Case Study 2 –Gifts

The recently hired, first-time city manager, of a “university town,” and his wife are invited by the president of the university to join him in the president’s suite at the upcoming football game as a way to introduce the manager to the university.  The university president indicates that they will also be joined by the mayor, the president of the chamber of commerce, the CEO of the regional power company and several other community leaders who are football fans and supporters of the university.   Even though the city manager is not a huge football fan he feels that it is important that he establish a positive relationship with the president and community leaders.  The city manager checks the city charter and state law and does not find any guidance as to any restrictions that would prohibit him from accepting the invitation.  The university and the city have enjoyed a great relationship over the years and there are no pending projects between the city and the university. The manager is considering a number of factors regarding a decision to accept the invitation to attend the football game:

1.The manager wants to get to know the university president better (as well as the other community leaders) and make a good first impression.

2. The “first” city manager’s position salary does not afford the manager with much disposable income to afford tickets to the football game.

3. The manager is concerned that not accepting the invitation could damage the positive “town and gown” relationship that exists.

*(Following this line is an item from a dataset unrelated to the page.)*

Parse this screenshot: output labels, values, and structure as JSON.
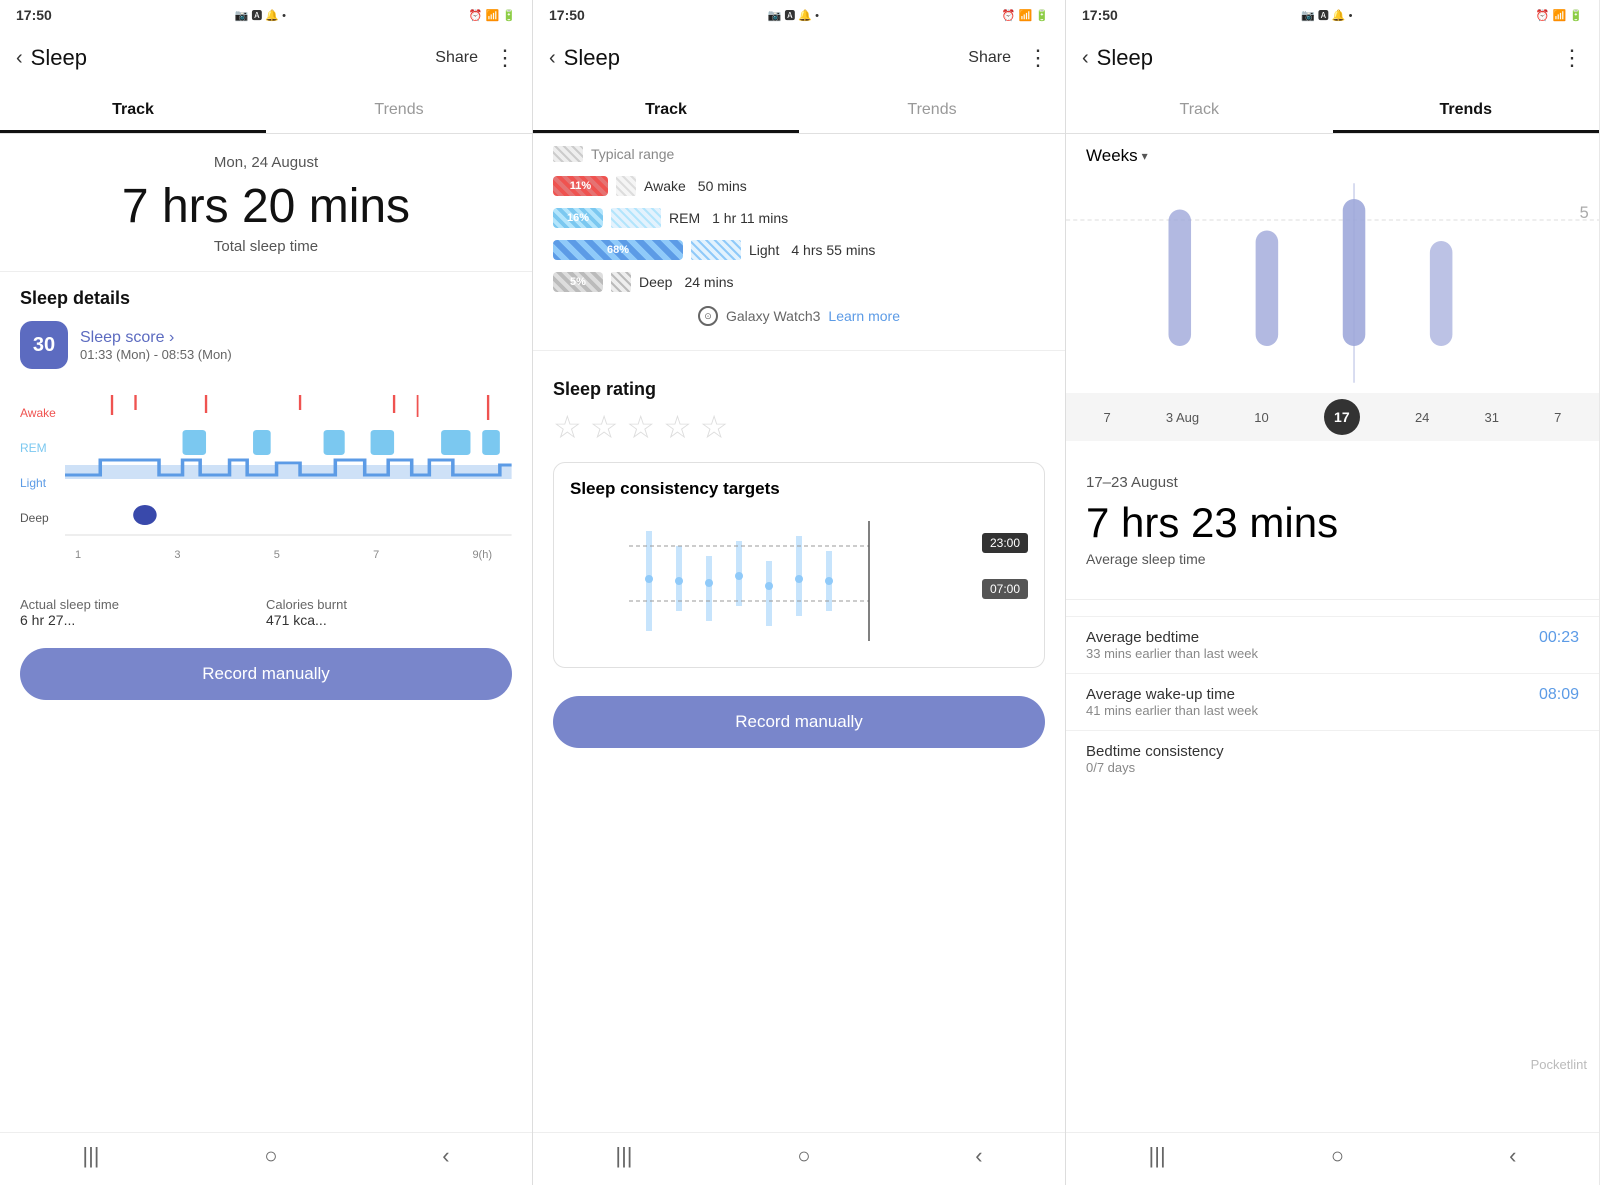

4. The mayor stops by to see the manager to let him know how much he is looking forward to introducing him to the college football weekend experience.

5. The manager’s wife really wants to attend a big time college football game and sit in the president’s skybox.